**WHAT YOU HAVE TO DO:**
Give the records back exactly as written, but without the images.
.....
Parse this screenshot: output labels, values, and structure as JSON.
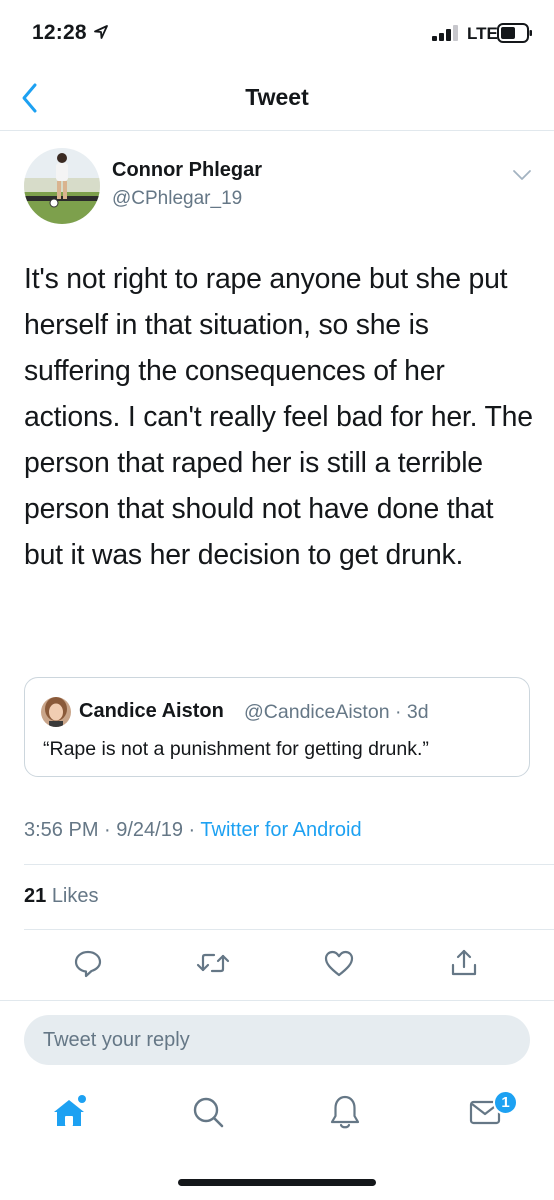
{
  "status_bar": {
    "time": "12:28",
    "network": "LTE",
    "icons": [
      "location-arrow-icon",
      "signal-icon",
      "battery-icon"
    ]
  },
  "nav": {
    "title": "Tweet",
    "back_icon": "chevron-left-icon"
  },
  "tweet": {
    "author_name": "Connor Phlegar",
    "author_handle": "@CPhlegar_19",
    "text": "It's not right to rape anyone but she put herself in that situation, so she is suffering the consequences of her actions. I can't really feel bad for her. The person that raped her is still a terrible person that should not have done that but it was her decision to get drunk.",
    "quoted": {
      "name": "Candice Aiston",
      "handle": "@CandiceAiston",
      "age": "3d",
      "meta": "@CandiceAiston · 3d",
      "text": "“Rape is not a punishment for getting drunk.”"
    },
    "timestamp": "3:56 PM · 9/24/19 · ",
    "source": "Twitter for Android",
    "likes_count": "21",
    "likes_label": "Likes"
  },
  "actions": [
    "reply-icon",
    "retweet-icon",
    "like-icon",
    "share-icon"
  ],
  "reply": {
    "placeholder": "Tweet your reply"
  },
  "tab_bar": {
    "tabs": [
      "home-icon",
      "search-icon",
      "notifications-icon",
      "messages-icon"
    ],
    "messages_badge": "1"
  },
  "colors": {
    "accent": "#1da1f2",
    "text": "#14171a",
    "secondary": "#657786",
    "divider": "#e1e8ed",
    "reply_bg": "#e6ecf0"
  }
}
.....
**YOUR SOLUTION:**
Parse this screenshot: output labels, values, and structure as JSON.
{
  "status_bar": {
    "time": "12:28",
    "network": "LTE",
    "icons": [
      "location-arrow-icon",
      "signal-icon",
      "battery-icon"
    ]
  },
  "nav": {
    "title": "Tweet",
    "back_icon": "chevron-left-icon"
  },
  "tweet": {
    "author_name": "Connor Phlegar",
    "author_handle": "@CPhlegar_19",
    "text": "It's not right to rape anyone but she put herself in that situation, so she is suffering the consequences of her actions. I can't really feel bad for her. The person that raped her is still a terrible person that should not have done that but it was her decision to get drunk.",
    "quoted": {
      "name": "Candice Aiston",
      "handle": "@CandiceAiston",
      "age": "3d",
      "meta": "@CandiceAiston · 3d",
      "text": "“Rape is not a punishment for getting drunk.”"
    },
    "timestamp": "3:56 PM · 9/24/19 · ",
    "source": "Twitter for Android",
    "likes_count": "21",
    "likes_label": "Likes"
  },
  "actions": [
    "reply-icon",
    "retweet-icon",
    "like-icon",
    "share-icon"
  ],
  "reply": {
    "placeholder": "Tweet your reply"
  },
  "tab_bar": {
    "tabs": [
      "home-icon",
      "search-icon",
      "notifications-icon",
      "messages-icon"
    ],
    "messages_badge": "1"
  },
  "colors": {
    "accent": "#1da1f2",
    "text": "#14171a",
    "secondary": "#657786",
    "divider": "#e1e8ed",
    "reply_bg": "#e6ecf0"
  }
}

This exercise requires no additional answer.